Faculty nominate students who have made stand out academic achievements and have achieved a grade point average of at least 3.8 in Judaic Studies courses. Professor Devi Mays noted that Saperstein was one of the most impressive students she has had the pleasure of teaching. “They are a thoughtful and astute writer, researcher, and thinker, whose classroom contributions propelled discussion forward and encouraged other students to think more deeply about entrenched historical narratives,” said Mays. “In their writings, they exhibited deep intellectual curiosity as they delved deeply into an array of scholarship to craft nuanced, provocative, and well-supported analyses. Not only did they excel in all required areas of the course, but they regularly brought materials that were unknown to me that connected to class themes but were not related to Jewish history, whether bringing Yiddish poetry and music to my attention, or graphic novels recounting the experiences of immigrants to the United States.
“Miriam Saperstein brought unique humor and creativity in class. They embraced roleplaying and improvisation and I witnessed how they brought many other people to study Yiddish through their charisma and cultural work,” commented Yiddish lecturer Elena Luchina.
Professor Bryan Roby also commented that Saperstein was a great addition to class and a driver of discussions.
After graduation, they plan on working with the U-M history department on Michigan in the World, an internship program where students, in partnership with the Bentley Historical Library and the College of Literature, Science and the Arts, develop online public exhibitions of research about the history of U-M and its relationships with the wider world.
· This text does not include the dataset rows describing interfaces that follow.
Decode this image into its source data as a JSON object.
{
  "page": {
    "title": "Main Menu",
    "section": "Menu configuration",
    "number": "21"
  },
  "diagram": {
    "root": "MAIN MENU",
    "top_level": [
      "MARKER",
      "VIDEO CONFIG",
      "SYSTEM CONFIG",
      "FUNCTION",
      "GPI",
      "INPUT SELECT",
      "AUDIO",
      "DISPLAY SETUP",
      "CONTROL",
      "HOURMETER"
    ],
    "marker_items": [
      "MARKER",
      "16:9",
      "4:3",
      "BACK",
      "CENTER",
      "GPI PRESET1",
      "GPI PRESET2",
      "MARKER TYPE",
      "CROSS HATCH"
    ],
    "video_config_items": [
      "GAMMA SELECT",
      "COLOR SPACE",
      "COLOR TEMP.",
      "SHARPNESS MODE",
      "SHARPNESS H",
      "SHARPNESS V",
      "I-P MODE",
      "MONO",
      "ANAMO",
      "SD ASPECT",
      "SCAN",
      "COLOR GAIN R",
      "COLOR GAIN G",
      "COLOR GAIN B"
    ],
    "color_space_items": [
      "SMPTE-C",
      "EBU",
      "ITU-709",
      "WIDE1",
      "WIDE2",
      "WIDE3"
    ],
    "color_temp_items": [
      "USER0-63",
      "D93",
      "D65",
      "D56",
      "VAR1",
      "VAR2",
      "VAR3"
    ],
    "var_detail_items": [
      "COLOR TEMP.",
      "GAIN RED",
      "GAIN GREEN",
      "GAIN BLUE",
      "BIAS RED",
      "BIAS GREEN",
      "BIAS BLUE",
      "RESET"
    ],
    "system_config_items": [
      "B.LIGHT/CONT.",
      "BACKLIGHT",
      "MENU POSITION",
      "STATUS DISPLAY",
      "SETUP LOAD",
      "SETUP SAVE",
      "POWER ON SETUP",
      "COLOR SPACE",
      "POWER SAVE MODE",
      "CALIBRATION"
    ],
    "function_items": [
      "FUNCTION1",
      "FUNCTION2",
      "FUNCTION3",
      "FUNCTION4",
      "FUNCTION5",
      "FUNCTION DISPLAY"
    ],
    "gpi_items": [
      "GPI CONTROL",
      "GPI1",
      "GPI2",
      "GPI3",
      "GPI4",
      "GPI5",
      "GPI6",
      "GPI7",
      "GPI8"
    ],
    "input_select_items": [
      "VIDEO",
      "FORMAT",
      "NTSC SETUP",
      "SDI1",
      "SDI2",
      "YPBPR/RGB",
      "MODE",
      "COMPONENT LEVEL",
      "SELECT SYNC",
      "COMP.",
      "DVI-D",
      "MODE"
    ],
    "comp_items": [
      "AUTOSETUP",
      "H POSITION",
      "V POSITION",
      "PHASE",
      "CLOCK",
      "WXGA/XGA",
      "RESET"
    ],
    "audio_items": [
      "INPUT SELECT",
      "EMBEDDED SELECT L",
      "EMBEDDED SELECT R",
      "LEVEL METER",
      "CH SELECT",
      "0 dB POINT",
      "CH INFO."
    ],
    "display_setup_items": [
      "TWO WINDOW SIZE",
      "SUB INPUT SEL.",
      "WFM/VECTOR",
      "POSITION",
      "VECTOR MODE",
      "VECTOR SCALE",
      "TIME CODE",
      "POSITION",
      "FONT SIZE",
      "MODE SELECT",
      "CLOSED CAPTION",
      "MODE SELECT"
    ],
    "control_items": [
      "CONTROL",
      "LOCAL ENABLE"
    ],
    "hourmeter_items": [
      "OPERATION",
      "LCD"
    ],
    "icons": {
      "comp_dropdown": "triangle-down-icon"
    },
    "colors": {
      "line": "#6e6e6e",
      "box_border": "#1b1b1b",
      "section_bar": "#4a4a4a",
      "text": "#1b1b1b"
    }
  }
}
Saperstein then plans on attending Wayne State University’s Masters in Library and Information Science program. “My professors in Judaic studies were compassionate, engaging and very knowledgeable,” said Saperstein.